The Relevance Researchers’ Network is a space for those working on or using Relevance Theory to come together and discuss ideas.
Our talks take place on the last Wednesday of the month at 5:30 (UK and Ireland time) via Zoom. Links will be posted via the Relevance mailing list and via our Facebook group.
26th May 2021: Erika Marcet Torrijos (Dublin City): Learners’ Pragmatic Challenges and Relevance in the L2 context. Abstract.
29th September 2021: Deirdre Wilson (UCL): Title coming soon!
27th October 2021: TBC.
24th November 2021: Pauline Madella (Middlesex): Relevance theory and L2 inferential comprehension: a multimodal approach to pragmatic development in L2 listeners.
Latest from the Blog
26th May 2021: Erika Marcet Torrijos (Dublin City University) Title: Pragmatic Challenges and Relevance in the L2 Context.
Abstract: Research on interlanguage pragmatics of L2 Japanese is limited in scope, as studies mostly focus on speech acts and other sociolinguistic and interactional strategies. As a result, researchers have yet to formally establish how learners of Japanese have difficulties with their production and interpretation of meaning from a cognitive perspective. Through Relevance Theory, this … Continue reading 26th May 2021: Erika Marcet Torrijos (Dublin City University) Title: Pragmatic Challenges and Relevance in the L2 Context.
28th April 2021: Tim Wharton (Brighton) and Constant Bonard (Institut Jean Nicod Department) Title: Emotion and Relevance.
Emotion and Relevance Wharton, Tim, David Sander, Daniel Dukes, Constant Bonard and Steve Oswald Handout for this session available here.
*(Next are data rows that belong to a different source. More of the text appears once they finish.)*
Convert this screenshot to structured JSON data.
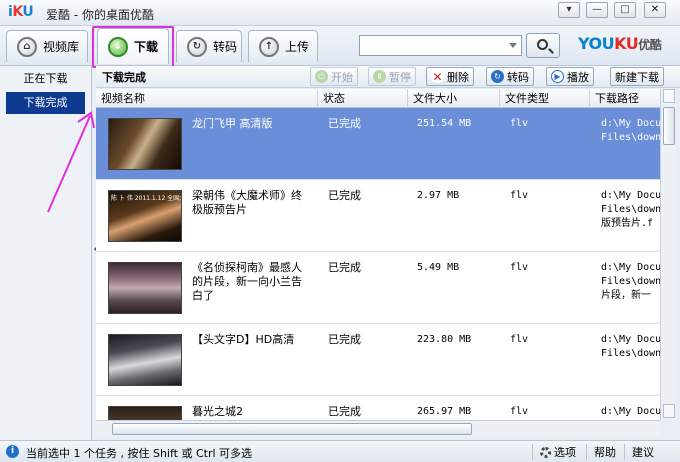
{
  "window": {
    "logo": {
      "i": "i",
      "k": "K",
      "u": "U"
    },
    "app_name": "爱酷",
    "title": "你的桌面优酷",
    "separator": "-",
    "controls": {
      "menu": "▾",
      "minimize": "—",
      "maximize": "□",
      "close": "✕"
    }
  },
  "tabs": [
    {
      "label": "视频库",
      "icon": "home-icon"
    },
    {
      "label": "下载",
      "icon": "download-icon"
    },
    {
      "label": "转码",
      "icon": "transcode-icon"
    },
    {
      "label": "上传",
      "icon": "upload-icon"
    }
  ],
  "search": {
    "value": "",
    "placeholder": ""
  },
  "brand": {
    "you": "YOU",
    "ku": "KU",
    "cn": "优酷"
  },
  "sidebar": {
    "items": [
      {
        "label": "正在下载"
      },
      {
        "label": "下载完成"
      }
    ]
  },
  "main": {
    "title": "下载完成",
    "actions": {
      "start": "开始",
      "pause": "暂停",
      "delete": "删除",
      "transcode": "转码",
      "play": "播放",
      "new_download": "新建下载"
    },
    "columns": [
      "视频名称",
      "状态",
      "文件大小",
      "文件类型",
      "下载路径"
    ]
  },
  "rows": [
    {
      "name": "龙门飞甲 高清版",
      "status": "已完成",
      "size": "251.54 MB",
      "type": "flv",
      "path": "d:\\My Docu\nFiles\\down",
      "thumb_caption": ""
    },
    {
      "name": "梁朝伟《大魔术师》终极版预告片",
      "status": "已完成",
      "size": "2.97 MB",
      "type": "flv",
      "path": "d:\\My Docu\nFiles\\down\n版预告片.f",
      "thumb_caption": "陈 卜 伟 2011.1.12 全国大"
    },
    {
      "name": "《名侦探柯南》最感人的片段，新一向小兰告白了",
      "status": "已完成",
      "size": "5.49 MB",
      "type": "flv",
      "path": "d:\\My Docu\nFiles\\down\n片段，新一",
      "thumb_caption": ""
    },
    {
      "name": "【头文字D】HD高清",
      "status": "已完成",
      "size": "223.80 MB",
      "type": "flv",
      "path": "d:\\My Docu\nFiles\\down",
      "thumb_caption": ""
    },
    {
      "name": "暮光之城2",
      "status": "已完成",
      "size": "265.97 MB",
      "type": "flv",
      "path": "d:\\My Docu",
      "thumb_caption": ""
    }
  ],
  "statusbar": {
    "text": "当前选中 1 个任务 , 按住 Shift 或 Ctrl 可多选",
    "options": "选项",
    "help": "帮助",
    "suggest": "建议"
  },
  "colors": {
    "accent": "#0e3b8f",
    "selected_row": "#6a8fd8",
    "annotation": "#e02ee0"
  }
}
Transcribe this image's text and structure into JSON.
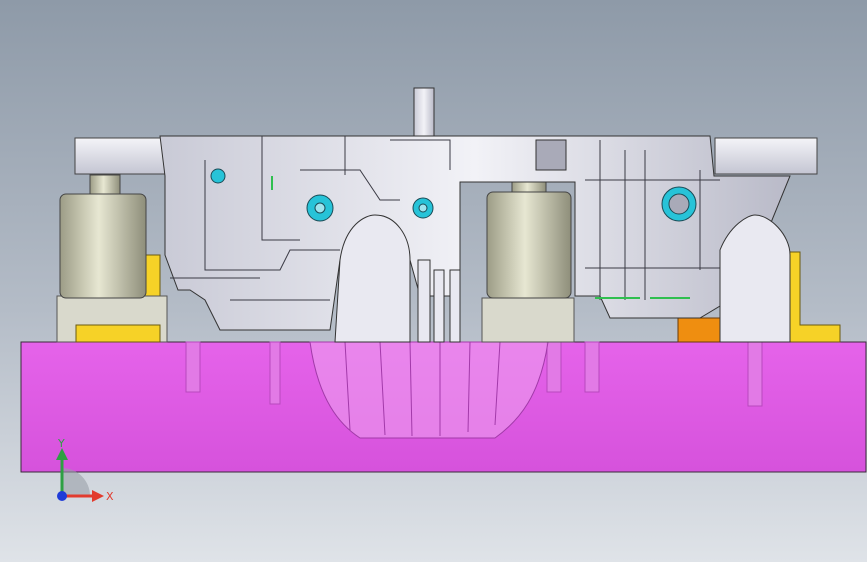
{
  "view": {
    "background_top": "#8e9aa8",
    "background_bottom": "#dfe3e8",
    "bottom_plate_color": "#e05ce6",
    "guide_block_color": "#f6d227",
    "insert_color": "#ef8e10",
    "hole_color": "#27c3d8"
  },
  "triad": {
    "x_label": "X",
    "y_label": "Y",
    "x_color": "#e23b2e",
    "y_color": "#2ea043",
    "z_color": "#1f3bd8"
  }
}
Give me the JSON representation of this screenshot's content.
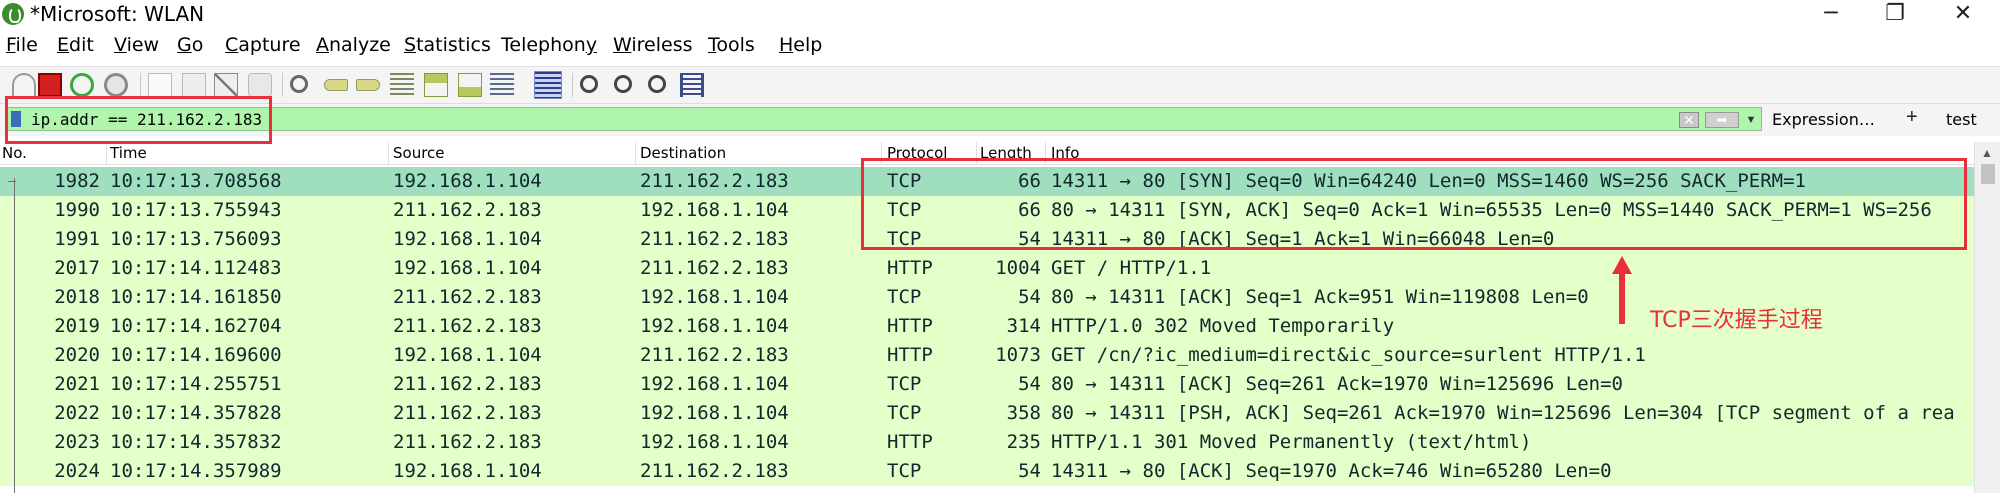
{
  "window": {
    "title": "*Microsoft: WLAN",
    "controls": {
      "minimize": "─",
      "maximize": "❐",
      "close": "✕"
    }
  },
  "menu": [
    {
      "pre": "",
      "acc": "F",
      "post": "ile"
    },
    {
      "pre": "",
      "acc": "E",
      "post": "dit"
    },
    {
      "pre": "",
      "acc": "V",
      "post": "iew"
    },
    {
      "pre": "",
      "acc": "G",
      "post": "o"
    },
    {
      "pre": "",
      "acc": "C",
      "post": "apture"
    },
    {
      "pre": "",
      "acc": "A",
      "post": "nalyze"
    },
    {
      "pre": "",
      "acc": "S",
      "post": "tatistics"
    },
    {
      "pre": "Telephon",
      "acc": "y",
      "post": ""
    },
    {
      "pre": "",
      "acc": "W",
      "post": "ireless"
    },
    {
      "pre": "",
      "acc": "T",
      "post": "ools"
    },
    {
      "pre": "",
      "acc": "H",
      "post": "elp"
    }
  ],
  "toolbar": {
    "icons": [
      "start-capture-icon",
      "stop-capture-icon",
      "restart-capture-icon",
      "capture-options-icon",
      "open-file-icon",
      "save-file-icon",
      "close-file-icon",
      "reload-file-icon",
      "find-packet-icon",
      "go-back-icon",
      "go-forward-icon",
      "go-to-packet-icon",
      "first-packet-icon",
      "last-packet-icon",
      "auto-scroll-icon",
      "colorize-icon",
      "zoom-in-icon",
      "zoom-out-icon",
      "zoom-normal-icon",
      "resize-columns-icon"
    ]
  },
  "filter": {
    "value": "ip.addr == 211.162.2.183",
    "clear_label": "✕",
    "apply_label": "➡",
    "recent_label": "▼",
    "expression_label": "Expression…",
    "add_label": "+",
    "test_label": "test"
  },
  "columns": {
    "no": "No.",
    "time": "Time",
    "source": "Source",
    "destination": "Destination",
    "protocol": "Protocol",
    "length": "Length",
    "info": "Info"
  },
  "packets": [
    {
      "no": "1982",
      "time": "10:17:13.708568",
      "source": "192.168.1.104",
      "destination": "211.162.2.183",
      "protocol": "TCP",
      "length": "66",
      "info": "14311 → 80 [SYN] Seq=0 Win=64240 Len=0 MSS=1460 WS=256 SACK_PERM=1",
      "selected": true
    },
    {
      "no": "1990",
      "time": "10:17:13.755943",
      "source": "211.162.2.183",
      "destination": "192.168.1.104",
      "protocol": "TCP",
      "length": "66",
      "info": "80 → 14311 [SYN, ACK] Seq=0 Ack=1 Win=65535 Len=0 MSS=1440 SACK_PERM=1 WS=256",
      "selected": false
    },
    {
      "no": "1991",
      "time": "10:17:13.756093",
      "source": "192.168.1.104",
      "destination": "211.162.2.183",
      "protocol": "TCP",
      "length": "54",
      "info": "14311 → 80 [ACK] Seq=1 Ack=1 Win=66048 Len=0",
      "selected": false
    },
    {
      "no": "2017",
      "time": "10:17:14.112483",
      "source": "192.168.1.104",
      "destination": "211.162.2.183",
      "protocol": "HTTP",
      "length": "1004",
      "info": "GET / HTTP/1.1",
      "selected": false
    },
    {
      "no": "2018",
      "time": "10:17:14.161850",
      "source": "211.162.2.183",
      "destination": "192.168.1.104",
      "protocol": "TCP",
      "length": "54",
      "info": "80 → 14311 [ACK] Seq=1 Ack=951 Win=119808 Len=0",
      "selected": false
    },
    {
      "no": "2019",
      "time": "10:17:14.162704",
      "source": "211.162.2.183",
      "destination": "192.168.1.104",
      "protocol": "HTTP",
      "length": "314",
      "info": "HTTP/1.0 302 Moved Temporarily",
      "selected": false
    },
    {
      "no": "2020",
      "time": "10:17:14.169600",
      "source": "192.168.1.104",
      "destination": "211.162.2.183",
      "protocol": "HTTP",
      "length": "1073",
      "info": "GET /cn/?ic_medium=direct&ic_source=surlent HTTP/1.1",
      "selected": false
    },
    {
      "no": "2021",
      "time": "10:17:14.255751",
      "source": "211.162.2.183",
      "destination": "192.168.1.104",
      "protocol": "TCP",
      "length": "54",
      "info": "80 → 14311 [ACK] Seq=261 Ack=1970 Win=125696 Len=0",
      "selected": false
    },
    {
      "no": "2022",
      "time": "10:17:14.357828",
      "source": "211.162.2.183",
      "destination": "192.168.1.104",
      "protocol": "TCP",
      "length": "358",
      "info": "80 → 14311 [PSH, ACK] Seq=261 Ack=1970 Win=125696 Len=304 [TCP segment of a rea",
      "selected": false
    },
    {
      "no": "2023",
      "time": "10:17:14.357832",
      "source": "211.162.2.183",
      "destination": "192.168.1.104",
      "protocol": "HTTP",
      "length": "235",
      "info": "HTTP/1.1 301 Moved Permanently  (text/html)",
      "selected": false
    },
    {
      "no": "2024",
      "time": "10:17:14.357989",
      "source": "192.168.1.104",
      "destination": "211.162.2.183",
      "protocol": "TCP",
      "length": "54",
      "info": "14311 → 80 [ACK] Seq=1970 Ack=746 Win=65280 Len=0",
      "selected": false
    }
  ],
  "annotation": {
    "text": "TCP三次握手过程",
    "color": "#e8303a"
  },
  "colors": {
    "filter_valid": "#aff5ac",
    "row_tcp_http": "#e4ffc7",
    "row_selected": "#9fdfc0"
  }
}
The ability to focus on relevant information is central to human cognition and it is therefore hardly surprising that the notion of relevance appears across a range of different disciplines. As well as its central … Continue reading 28th April 2021: Tim Wharton (Brighton) and Constant Bonard (Institut Jean Nicod Department) Title: Emotion and Relevance.
Abstract The aim of the presentation is to discuss Modern Greek (MG) causal subordination, as in He came back, epiδi (because) he loved her, with a focus on the type of meaning attached to pre-posed subordinate clauses in reversed configurations, as in epiδi (because) he loved her, he came back. In this connection, its ultimate concern lies with the … Continue reading Valandis Bardzokas (Aristotle University of Thessaloniki) Title: Syntactic constraints on relevance